As the dive gets deeper into the background of the lying, manipulative and utterly faithless Gwen Huffman, Dallas discovers that there be monsters there, in the shape of Gwen’s parents and their friends, the founders of and true believers in the cult of the Natural Order. A cult that espouses total racial segregation, absolute female subjugation and the elimination with extreme prejudice of lesbians, gays, bisexuals, trans men and women and anyone who is non-genderconforming in any way.
There isn’t a law enforcement agency on the entire PLANET that doesn’t want to bring the Natural Order down. They’ve been trying for years, but just as with the past and present KKK and with contemporary white supremacy, there are plenty of people among the powers that be who are either true believes themselves or have been paid off to look the other way, which has put the righteous takedown this bunch really deserves out of reach.

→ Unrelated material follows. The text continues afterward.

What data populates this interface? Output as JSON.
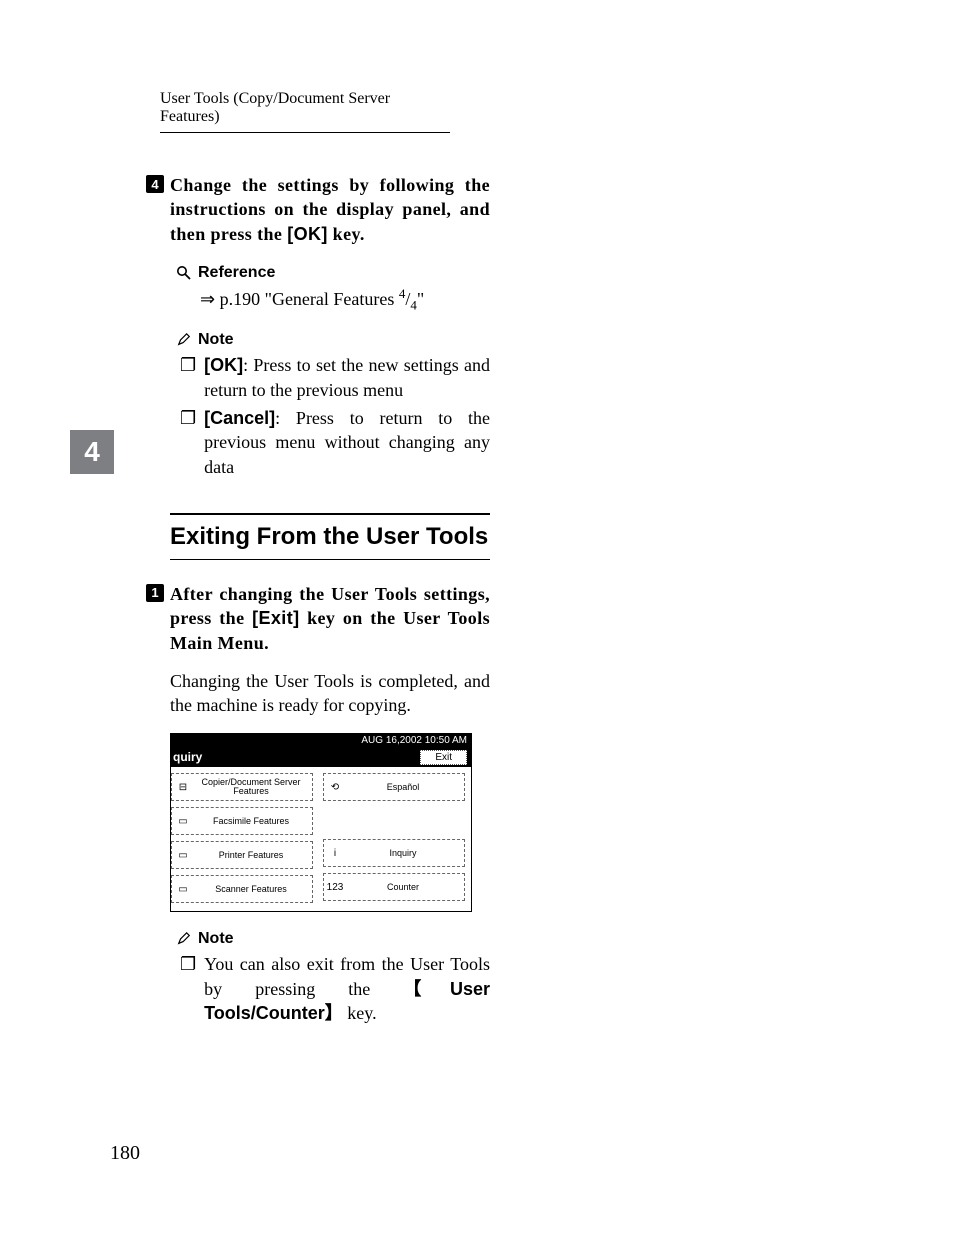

Until this case, a case that at first doesn’t seem to connect at all, develops tentacles that reach all the way down into the heart of this darkness.
After all, like so many cases that begin small and end up being really, really big – it’s not the initial criminal act that causes all the trouble. It’s the cover up. This one just turned out to need way more cover up than the perpetrator or the cult could ever handle.
Especially with Dallas on the case.
Escape Rating A: The books in this series generally begin with a murder and in a certain sense the situation tends to go straight downhill from there, at least until justice triumphs and evil gets its just desserts. In this particular case, actually in MANY of Dallas’ cases, those desserts are very just indeed.
Very much on the other hand, this series is a comfort read for me, even if the case that Dallas and Roarke are involved in doesn’t turn out to be all that involving, although this one certainly did.
But, very much and very surprisingly like reading fanfiction for a beloved book or TV series, the world that Dallas and Roarke live in is a world that I can slip into as easily as an old sweater or a comfy pair of slippers. After 52 books (and counting!) I know these people, this found family that Dallas and Roarke have gathered around themselves, very much to their own continued astonishment.
With each entry in the series, I get to visit with all my old friends, see how they are doing, catch up on what has been happening in their lives. I don’t need to be introduced to them, I don’t need to figure out the worldbuilding. I’m immersed in the story from the very first page because everything is so familiar and beloved.
Except the murder, of course. That’s always new. But the way that Dallas investigates that murder, and the people who help her along her way – they are known and familiar. To the point where I laugh along with them, not because anyone has necessarily said anything particularly funny, but because the humor is built into the way they interact. Like old friends with fond and familiar stories.
This case, however, was absorbing in and of itself, which doesn’t always happen. But it certainly did this time. The cult that turns out to be front-and-center of the case, after being successfully hidden and behind and in back for so many years, is just plain evil. Not fantasy villainy, but purely the evil that humans do, to each other and to themselves, all too frequently in history.
There are seeds of that evil in the here and now. Today. As there have always been. That’s what makes the entire story so chilling, and makes the takedown so very righteous.
So come for the camaraderie. And for the romance between Dallas and Roarke that still manages to be both romantic and hot after 52 books. Stay for the horror show, because you’ll be riveted.
Stand up and cheer for the ending. The end of the cult. The end of the case. But not the end of the job. Dallas and Roarke, along with the rest of the family, will be back in the fall in Forgotten in Death. I already have it scheduled on my reading calendar!